Following graduation from veterinary school, and completion of either an internship or spending time working in veterinary practice (or both), our veterinarians began residency training. While an internship is usually a year-long period of additional training in many areas of veterinary practice, such as emergency medicine, internal medicine, surgery, cardiology, etc, a residency is a several (3-6)-year period of intensive training in a particular area of specialty- in the case of our veterinarians- dentistry and oral surgery. Residency training includes clinical practice, teaching, and research. Upon successful completion of residency requirements, candidates are eligible to take a rigorous examination that qualifies them as a Diplomate of the American Veterinary Dental College; a board-certified specialist in veterinary dentistry. Please see our veterinarians’ bios for the specifics of their training.

What is a veterinary specialist?

Following graduation from veterinary school, and completion of either an internship or spending time working in veterinary practice (or both), our veterinarians began residency training. While an internship is usually a year-long period of additional training in many areas of veterinary practice, such as emergency medicine, internal medicine, surgery, cardiology, etc, a residency is a several (3-6)-year period of intensive training in a particular area of specialty- in the case of our veterinarians- dentistry and oral surgery. Residency training includes clinical practice, teaching, and research. Upon successful completion of residency requirements, candidates are eligible to take a rigorous examination that qualifies them as a Diplomate of the American Veterinary Dental College; a board-certified specialist in veterinary dentistry. Please see our veterinarians’ bios for the specifics of their training.

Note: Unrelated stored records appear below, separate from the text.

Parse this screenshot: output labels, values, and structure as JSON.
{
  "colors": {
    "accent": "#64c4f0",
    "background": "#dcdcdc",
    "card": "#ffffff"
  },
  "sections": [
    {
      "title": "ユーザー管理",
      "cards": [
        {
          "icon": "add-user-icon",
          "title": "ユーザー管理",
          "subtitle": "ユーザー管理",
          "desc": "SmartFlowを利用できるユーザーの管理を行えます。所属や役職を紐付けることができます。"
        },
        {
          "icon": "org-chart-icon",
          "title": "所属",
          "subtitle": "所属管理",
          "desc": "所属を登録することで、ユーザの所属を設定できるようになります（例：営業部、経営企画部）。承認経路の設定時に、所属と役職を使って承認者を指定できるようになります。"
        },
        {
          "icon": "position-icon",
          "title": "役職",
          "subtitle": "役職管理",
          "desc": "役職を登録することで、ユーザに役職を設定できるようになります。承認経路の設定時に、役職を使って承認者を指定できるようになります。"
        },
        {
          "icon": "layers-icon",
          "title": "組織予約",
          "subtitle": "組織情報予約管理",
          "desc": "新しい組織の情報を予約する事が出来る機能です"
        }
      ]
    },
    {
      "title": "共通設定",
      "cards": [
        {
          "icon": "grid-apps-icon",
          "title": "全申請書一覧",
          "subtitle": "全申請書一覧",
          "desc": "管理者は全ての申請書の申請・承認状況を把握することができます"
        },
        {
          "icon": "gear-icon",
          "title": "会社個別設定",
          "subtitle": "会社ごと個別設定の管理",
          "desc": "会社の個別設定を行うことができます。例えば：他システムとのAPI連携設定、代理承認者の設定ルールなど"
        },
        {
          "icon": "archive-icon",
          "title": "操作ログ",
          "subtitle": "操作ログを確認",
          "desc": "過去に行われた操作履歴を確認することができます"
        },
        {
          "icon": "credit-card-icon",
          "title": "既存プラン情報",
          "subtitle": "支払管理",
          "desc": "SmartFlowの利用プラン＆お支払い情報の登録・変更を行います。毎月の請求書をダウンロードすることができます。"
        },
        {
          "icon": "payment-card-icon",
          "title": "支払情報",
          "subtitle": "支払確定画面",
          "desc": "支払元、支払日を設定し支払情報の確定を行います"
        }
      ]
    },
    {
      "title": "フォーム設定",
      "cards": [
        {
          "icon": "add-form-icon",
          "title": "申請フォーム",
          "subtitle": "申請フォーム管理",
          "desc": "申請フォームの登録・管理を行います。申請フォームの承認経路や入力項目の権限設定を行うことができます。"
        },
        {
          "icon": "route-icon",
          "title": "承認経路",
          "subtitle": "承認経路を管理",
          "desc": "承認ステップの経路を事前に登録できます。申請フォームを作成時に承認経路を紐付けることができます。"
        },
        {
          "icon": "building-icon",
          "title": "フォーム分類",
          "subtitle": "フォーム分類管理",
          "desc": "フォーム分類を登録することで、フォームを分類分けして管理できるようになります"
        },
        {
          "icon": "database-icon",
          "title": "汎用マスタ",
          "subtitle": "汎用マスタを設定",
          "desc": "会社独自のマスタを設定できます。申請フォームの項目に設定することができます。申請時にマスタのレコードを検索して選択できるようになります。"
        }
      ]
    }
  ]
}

What is a registered veterinary technician, what is a veterinary assistant?

What is a VTS?

Medical Records Request Template

Use this to request your pet’s medical records from your veterinarian

Dear <Veterinary Practice>,

I would like to pursue consultation for <Pet’s Name> (<Your First and Last name, and the name of any family members who may be named on your pet’s medical record at your primary care veterinary Practice>) at Animal Dental Clinic. To schedule that visit, Animal Dental Clinic is requesting a copy of < Pet’s Name>’s medical record to review. At your convenience, please send the current relevant medical records, including recent physical examination and lab work, if available. If <Pet’s Name> has undergone oral/dental treatment at your practice, and was referred for treatment of findings, please also include an anesthetic record, dental chart, and dental radiographs (EzyVet users: please select the option to split the medical record by date, rather than by type, which makes it possible to follow the progress of medically-complex patients).

Medical records can be sent by fax to (650) 610-8970, or mailed to Animal Dental Clinic, 987 Laurel St., San Carlos, CA 94070.

Thank you!

< Your Name>

< Your Phone Number>